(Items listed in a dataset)

------------------------------------------------------------

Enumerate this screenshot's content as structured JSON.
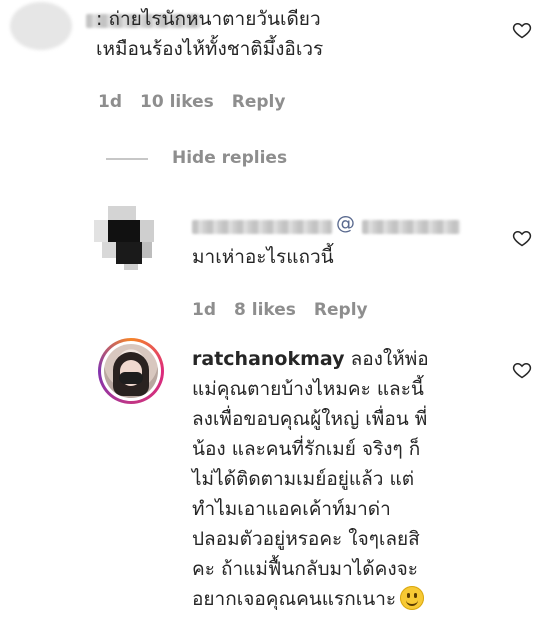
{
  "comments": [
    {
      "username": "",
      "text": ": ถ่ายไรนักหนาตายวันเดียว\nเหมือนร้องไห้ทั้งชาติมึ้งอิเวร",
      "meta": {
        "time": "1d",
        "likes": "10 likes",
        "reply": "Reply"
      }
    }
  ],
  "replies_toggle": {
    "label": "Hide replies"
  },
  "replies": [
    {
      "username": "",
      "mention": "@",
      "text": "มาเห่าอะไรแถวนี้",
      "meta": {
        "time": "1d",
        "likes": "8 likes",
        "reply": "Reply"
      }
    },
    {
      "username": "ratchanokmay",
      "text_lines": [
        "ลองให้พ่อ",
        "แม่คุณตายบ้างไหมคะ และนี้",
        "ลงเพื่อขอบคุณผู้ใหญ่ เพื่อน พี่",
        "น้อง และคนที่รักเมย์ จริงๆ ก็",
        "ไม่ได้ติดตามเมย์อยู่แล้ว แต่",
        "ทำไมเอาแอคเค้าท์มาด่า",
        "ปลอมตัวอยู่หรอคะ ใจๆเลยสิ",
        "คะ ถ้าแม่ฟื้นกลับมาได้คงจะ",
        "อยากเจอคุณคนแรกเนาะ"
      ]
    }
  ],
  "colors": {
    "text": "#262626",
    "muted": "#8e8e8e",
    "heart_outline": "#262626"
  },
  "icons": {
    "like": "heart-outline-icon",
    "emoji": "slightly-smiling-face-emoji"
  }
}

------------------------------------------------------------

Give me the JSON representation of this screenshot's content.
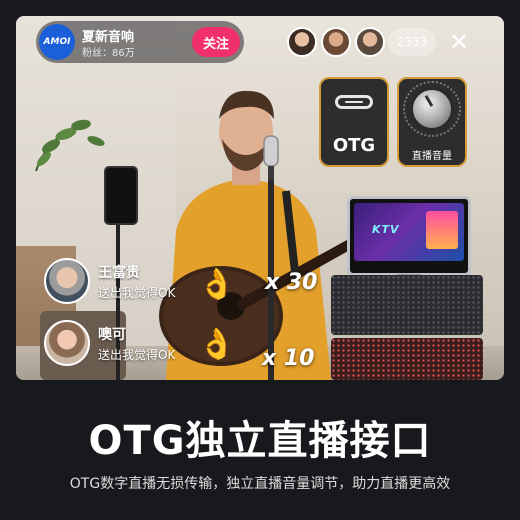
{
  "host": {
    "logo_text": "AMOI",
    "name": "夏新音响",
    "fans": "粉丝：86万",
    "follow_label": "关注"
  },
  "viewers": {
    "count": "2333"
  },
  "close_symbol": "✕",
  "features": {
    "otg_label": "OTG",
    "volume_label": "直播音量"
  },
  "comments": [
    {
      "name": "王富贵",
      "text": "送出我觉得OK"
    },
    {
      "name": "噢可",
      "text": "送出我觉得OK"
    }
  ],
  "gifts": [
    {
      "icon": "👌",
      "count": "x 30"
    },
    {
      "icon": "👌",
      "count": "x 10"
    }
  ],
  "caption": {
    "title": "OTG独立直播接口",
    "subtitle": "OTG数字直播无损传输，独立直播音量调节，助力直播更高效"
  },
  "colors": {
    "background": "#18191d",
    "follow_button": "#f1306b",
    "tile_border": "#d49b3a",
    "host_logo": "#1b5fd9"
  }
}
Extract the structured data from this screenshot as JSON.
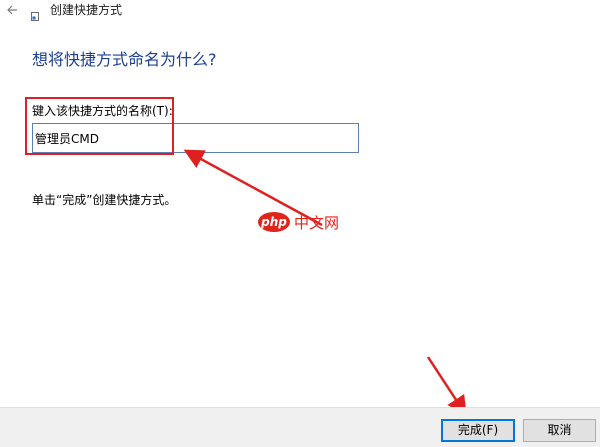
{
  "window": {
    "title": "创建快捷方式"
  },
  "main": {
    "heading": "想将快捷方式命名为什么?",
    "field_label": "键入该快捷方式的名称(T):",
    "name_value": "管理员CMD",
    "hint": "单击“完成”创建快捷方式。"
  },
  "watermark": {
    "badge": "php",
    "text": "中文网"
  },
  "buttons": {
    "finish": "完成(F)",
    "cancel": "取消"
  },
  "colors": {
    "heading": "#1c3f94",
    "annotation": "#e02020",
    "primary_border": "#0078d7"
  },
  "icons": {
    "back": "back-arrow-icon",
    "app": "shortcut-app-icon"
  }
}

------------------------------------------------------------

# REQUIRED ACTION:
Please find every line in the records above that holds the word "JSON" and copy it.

# EXERCISE ANSWER:
Enumerate this screenshot's content as structured JSON.
Give me the JSON representation of this screenshot's content.
Extract the structured data from this screenshot as JSON.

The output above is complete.